Ms Jenkyns - who is an animal welfare activist and vegetarian - told The Yorkshire Post that she wanted to bring the debate to Parliament after researching the Yulin dog meat festival in China.

“I’ve seen some of the footage and it’s absolutely shocking really,” she said.

“Animals are really kept in awful conditions and every year millions of dogs and cats are either bred or stolen for the purpose to be eaten by people.”

She added: “Clearly we don’t do this in the UK but I think that in Government it’s important that we highlight what other countries are doing and what’s acceptable and what’s not acceptable and so that’s why I’m holding a debate on it.”

Ms Jenkyns said she believes the Government "has been leading more than any other on animal welfare" and that "we can start putting pressure on other countries" if the issue is discussed around the world, explaining: "I think that the more that countries can talk about this at governmental level the more it’s going to put pressure on countries, other countries that are actually embarking on such practice.”

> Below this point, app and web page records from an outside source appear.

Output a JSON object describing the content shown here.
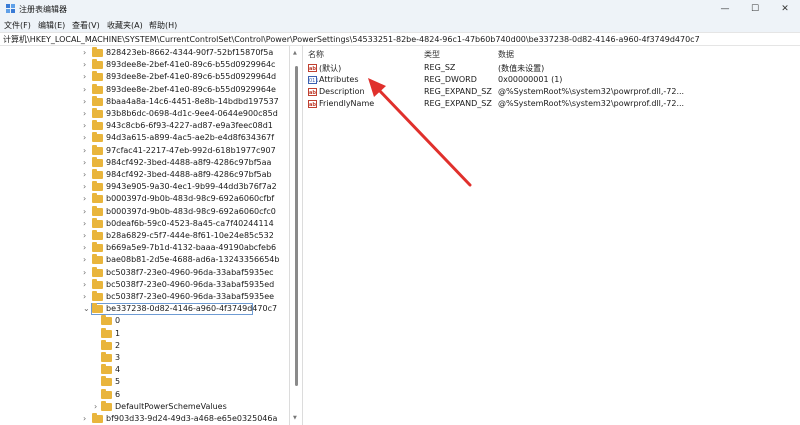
{
  "window": {
    "title": "注册表编辑器",
    "controls": {
      "minimize": "—",
      "maximize": "☐",
      "close": "✕"
    }
  },
  "menu": [
    "文件(F)",
    "编辑(E)",
    "查看(V)",
    "收藏夹(A)",
    "帮助(H)"
  ],
  "address": "计算机\\HKEY_LOCAL_MACHINE\\SYSTEM\\CurrentControlSet\\Control\\Power\\PowerSettings\\54533251-82be-4824-96c1-47b60b740d00\\be337238-0d82-4146-a960-4f3749d470c7",
  "tree": {
    "keys": [
      "828423eb-8662-4344-90f7-52bf15870f5a",
      "893dee8e-2bef-41e0-89c6-b55d0929964c",
      "893dee8e-2bef-41e0-89c6-b55d0929964d",
      "893dee8e-2bef-41e0-89c6-b55d0929964e",
      "8baa4a8a-14c6-4451-8e8b-14bdbd197537",
      "93b8b6dc-0698-4d1c-9ee4-0644e900c85d",
      "943c8cb6-6f93-4227-ad87-e9a3feec08d1",
      "94d3a615-a899-4ac5-ae2b-e4d8f634367f",
      "97cfac41-2217-47eb-992d-618b1977c907",
      "984cf492-3bed-4488-a8f9-4286c97bf5aa",
      "984cf492-3bed-4488-a8f9-4286c97bf5ab",
      "9943e905-9a30-4ec1-9b99-44dd3b76f7a2",
      "b000397d-9b0b-483d-98c9-692a6060cfbf",
      "b000397d-9b0b-483d-98c9-692a6060cfc0",
      "b0deaf6b-59c0-4523-8a45-ca7f40244114",
      "b28a6829-c5f7-444e-8f61-10e24e85c532",
      "b669a5e9-7b1d-4132-baaa-49190abcfeb6",
      "bae08b81-2d5e-4688-ad6a-13243356654b",
      "bc5038f7-23e0-4960-96da-33abaf5935ec",
      "bc5038f7-23e0-4960-96da-33abaf5935ed",
      "bc5038f7-23e0-4960-96da-33abaf5935ee"
    ],
    "selected": "be337238-0d82-4146-a960-4f3749d470c7",
    "children": [
      "0",
      "1",
      "2",
      "3",
      "4",
      "5",
      "6",
      "DefaultPowerSchemeValues"
    ],
    "next": "bf903d33-9d24-49d3-a468-e65e0325046a"
  },
  "values": {
    "headers": {
      "name": "名称",
      "type": "类型",
      "data": "数据"
    },
    "rows": [
      {
        "name": "(默认)",
        "type": "REG_SZ",
        "data": "(数值未设置)",
        "icon": "string-value-icon"
      },
      {
        "name": "Attributes",
        "type": "REG_DWORD",
        "data": "0x00000001 (1)",
        "icon": "dword-value-icon"
      },
      {
        "name": "Description",
        "type": "REG_EXPAND_SZ",
        "data": "@%SystemRoot%\\system32\\powrprof.dll,-72...",
        "icon": "string-value-icon"
      },
      {
        "name": "FriendlyName",
        "type": "REG_EXPAND_SZ",
        "data": "@%SystemRoot%\\system32\\powrprof.dll,-72...",
        "icon": "string-value-icon"
      }
    ]
  },
  "colors": {
    "titlebar": "#eef3f8",
    "folder": "#e9b53c",
    "selection_border": "#6e9bd3",
    "annotation_arrow": "#e0302c"
  }
}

Earlier this year it was confirmed in the Queen’s Speech that animal sentience will be recognised in law with the Animal Welfare (Sentience) Bill, due before this Parliament.